_Work item_. Locate every line in the records below that holds the word "handle" and return each one.

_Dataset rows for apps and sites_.
****

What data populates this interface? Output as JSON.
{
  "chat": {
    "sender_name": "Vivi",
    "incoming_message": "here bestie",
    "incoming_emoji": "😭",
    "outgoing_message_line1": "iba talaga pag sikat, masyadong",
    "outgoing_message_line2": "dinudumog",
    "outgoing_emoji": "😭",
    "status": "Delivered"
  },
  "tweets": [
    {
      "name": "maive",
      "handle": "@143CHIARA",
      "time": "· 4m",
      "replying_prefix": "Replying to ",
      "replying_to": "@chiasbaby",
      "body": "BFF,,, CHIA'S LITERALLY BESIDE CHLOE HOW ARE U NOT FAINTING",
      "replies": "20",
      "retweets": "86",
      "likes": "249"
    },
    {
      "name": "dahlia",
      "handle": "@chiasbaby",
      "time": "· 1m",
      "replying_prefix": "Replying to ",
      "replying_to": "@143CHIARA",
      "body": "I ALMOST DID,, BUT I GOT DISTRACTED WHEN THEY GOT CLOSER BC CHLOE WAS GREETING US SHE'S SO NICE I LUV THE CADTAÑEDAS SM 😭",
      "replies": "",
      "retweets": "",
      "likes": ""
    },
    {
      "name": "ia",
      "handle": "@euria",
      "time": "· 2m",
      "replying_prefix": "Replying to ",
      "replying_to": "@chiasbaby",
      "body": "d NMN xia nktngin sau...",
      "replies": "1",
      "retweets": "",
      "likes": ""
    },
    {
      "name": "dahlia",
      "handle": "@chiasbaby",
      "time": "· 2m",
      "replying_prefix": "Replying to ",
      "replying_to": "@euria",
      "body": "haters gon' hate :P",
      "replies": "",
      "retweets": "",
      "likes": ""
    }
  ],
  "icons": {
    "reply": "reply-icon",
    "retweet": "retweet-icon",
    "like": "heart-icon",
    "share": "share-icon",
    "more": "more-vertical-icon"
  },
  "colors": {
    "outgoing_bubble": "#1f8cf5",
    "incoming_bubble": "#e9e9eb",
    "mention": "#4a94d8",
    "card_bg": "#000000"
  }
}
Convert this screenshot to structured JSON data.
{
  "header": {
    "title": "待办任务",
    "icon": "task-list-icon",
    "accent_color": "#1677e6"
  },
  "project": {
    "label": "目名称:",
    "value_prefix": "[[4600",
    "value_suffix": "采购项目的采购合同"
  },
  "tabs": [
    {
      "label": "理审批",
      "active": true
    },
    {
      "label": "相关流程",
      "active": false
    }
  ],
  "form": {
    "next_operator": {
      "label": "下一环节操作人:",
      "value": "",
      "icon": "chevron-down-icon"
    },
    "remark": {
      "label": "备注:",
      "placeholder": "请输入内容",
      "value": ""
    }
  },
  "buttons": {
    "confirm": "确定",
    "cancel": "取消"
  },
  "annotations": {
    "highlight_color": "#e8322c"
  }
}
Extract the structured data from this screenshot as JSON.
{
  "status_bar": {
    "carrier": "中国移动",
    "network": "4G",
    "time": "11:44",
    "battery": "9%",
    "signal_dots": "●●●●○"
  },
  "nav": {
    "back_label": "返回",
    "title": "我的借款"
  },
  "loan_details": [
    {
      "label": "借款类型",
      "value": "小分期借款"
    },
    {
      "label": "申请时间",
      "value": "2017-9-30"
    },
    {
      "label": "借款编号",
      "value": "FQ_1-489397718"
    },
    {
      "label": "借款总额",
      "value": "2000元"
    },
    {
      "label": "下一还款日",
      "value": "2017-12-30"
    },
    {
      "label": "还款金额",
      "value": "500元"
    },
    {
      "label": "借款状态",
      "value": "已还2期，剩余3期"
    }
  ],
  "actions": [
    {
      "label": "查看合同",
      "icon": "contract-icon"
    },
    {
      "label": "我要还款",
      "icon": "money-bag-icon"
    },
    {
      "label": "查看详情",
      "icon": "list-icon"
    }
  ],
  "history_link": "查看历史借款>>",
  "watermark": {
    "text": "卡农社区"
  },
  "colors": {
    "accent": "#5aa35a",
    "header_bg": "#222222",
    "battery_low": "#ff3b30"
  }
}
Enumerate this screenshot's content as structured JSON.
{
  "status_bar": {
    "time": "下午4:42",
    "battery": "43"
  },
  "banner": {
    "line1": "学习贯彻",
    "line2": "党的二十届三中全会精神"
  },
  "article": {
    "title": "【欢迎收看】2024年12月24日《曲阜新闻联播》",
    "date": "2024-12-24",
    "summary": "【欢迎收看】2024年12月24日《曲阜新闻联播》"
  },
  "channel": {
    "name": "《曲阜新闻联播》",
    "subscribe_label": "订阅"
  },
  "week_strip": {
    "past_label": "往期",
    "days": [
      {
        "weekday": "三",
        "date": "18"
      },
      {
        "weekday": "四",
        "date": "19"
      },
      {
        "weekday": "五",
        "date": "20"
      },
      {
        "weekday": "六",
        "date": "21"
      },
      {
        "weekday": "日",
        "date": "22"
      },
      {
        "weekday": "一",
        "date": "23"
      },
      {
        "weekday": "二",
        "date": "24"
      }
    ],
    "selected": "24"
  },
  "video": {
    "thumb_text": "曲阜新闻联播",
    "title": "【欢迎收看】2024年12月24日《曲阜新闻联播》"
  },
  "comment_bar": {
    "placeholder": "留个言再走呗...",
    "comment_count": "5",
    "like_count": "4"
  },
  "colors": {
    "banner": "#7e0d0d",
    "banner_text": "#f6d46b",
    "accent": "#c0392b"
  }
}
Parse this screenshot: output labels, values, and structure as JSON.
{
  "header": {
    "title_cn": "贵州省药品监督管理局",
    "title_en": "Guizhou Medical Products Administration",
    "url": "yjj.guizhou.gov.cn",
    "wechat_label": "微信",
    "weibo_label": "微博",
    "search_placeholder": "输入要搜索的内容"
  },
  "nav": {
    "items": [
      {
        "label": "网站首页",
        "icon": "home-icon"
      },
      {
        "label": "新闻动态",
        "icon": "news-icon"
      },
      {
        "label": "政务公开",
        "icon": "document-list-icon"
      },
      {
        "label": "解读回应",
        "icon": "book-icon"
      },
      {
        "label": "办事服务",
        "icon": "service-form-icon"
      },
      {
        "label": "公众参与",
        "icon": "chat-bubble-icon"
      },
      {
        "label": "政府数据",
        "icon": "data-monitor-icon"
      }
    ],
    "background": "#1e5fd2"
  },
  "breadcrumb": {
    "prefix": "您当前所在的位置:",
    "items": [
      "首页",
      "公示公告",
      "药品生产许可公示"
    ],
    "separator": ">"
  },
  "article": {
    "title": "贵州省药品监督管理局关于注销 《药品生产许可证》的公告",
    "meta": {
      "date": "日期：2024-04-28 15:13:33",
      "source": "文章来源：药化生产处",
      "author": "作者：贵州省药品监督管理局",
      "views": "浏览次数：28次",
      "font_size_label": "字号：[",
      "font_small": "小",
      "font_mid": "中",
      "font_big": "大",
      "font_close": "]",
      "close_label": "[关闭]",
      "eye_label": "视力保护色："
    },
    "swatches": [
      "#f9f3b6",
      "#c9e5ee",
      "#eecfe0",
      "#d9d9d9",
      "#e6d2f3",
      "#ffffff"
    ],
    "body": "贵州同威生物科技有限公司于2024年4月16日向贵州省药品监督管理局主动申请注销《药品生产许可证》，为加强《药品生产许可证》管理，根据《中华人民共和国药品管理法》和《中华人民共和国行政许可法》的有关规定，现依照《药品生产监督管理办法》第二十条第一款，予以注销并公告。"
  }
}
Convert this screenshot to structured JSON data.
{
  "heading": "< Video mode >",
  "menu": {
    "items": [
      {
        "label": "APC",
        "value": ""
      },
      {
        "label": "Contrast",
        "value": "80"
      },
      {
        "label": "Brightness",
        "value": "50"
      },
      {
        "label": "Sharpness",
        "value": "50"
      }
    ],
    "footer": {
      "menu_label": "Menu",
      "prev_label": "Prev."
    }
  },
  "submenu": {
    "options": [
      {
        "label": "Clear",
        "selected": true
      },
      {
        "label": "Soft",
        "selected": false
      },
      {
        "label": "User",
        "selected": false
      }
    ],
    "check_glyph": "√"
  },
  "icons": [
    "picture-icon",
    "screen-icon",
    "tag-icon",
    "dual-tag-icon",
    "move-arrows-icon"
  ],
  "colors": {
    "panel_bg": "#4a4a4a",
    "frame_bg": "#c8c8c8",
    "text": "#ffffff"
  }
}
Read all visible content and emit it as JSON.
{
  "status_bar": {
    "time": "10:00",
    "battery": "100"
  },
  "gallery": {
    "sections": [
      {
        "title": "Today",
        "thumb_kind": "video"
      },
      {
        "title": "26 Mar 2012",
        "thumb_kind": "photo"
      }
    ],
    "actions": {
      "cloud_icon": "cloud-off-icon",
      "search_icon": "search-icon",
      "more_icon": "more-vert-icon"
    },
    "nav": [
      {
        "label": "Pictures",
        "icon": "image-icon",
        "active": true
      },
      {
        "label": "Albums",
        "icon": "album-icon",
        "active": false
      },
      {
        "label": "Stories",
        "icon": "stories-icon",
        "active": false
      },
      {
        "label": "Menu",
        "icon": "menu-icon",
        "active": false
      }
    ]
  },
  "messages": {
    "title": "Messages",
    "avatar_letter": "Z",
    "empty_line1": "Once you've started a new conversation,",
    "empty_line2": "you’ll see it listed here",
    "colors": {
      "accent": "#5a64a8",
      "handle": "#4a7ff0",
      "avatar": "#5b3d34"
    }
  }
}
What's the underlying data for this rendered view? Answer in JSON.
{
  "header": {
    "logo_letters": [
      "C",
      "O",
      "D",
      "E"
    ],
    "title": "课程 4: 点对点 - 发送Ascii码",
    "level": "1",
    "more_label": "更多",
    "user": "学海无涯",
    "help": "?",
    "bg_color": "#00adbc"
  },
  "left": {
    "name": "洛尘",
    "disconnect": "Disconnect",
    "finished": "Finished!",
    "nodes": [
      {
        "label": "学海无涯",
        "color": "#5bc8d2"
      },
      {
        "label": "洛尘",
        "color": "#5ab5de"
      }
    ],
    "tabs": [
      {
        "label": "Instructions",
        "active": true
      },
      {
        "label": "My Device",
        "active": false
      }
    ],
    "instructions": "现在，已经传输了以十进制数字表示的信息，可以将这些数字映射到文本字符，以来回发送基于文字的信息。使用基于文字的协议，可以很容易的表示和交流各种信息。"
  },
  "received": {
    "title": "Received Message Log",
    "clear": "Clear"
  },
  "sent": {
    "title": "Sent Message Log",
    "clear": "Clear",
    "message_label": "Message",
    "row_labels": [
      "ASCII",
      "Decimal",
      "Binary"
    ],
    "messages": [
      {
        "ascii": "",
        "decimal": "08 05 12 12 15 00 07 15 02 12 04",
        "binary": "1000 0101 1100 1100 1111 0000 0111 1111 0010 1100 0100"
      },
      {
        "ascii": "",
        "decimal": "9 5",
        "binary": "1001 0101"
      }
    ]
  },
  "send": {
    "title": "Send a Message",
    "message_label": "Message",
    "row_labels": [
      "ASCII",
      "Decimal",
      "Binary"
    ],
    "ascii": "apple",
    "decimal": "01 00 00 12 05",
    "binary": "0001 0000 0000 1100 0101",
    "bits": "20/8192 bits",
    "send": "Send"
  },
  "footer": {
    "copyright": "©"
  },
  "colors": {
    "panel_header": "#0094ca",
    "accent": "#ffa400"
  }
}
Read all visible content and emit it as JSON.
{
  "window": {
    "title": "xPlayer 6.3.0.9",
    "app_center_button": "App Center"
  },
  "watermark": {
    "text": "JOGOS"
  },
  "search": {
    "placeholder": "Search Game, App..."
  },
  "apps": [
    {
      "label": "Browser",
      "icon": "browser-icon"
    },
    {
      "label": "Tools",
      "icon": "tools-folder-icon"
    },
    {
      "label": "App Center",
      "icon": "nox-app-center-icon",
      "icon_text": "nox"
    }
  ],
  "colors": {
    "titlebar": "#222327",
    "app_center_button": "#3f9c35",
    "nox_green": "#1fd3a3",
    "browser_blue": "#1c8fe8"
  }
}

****

_Solution for this problem_.
      "handle": "@143CHIARA",
      "handle": "@chiasbaby",
      "handle": "@euria",
      "handle": "@chiasbaby",
      "handle": "#4a7ff0",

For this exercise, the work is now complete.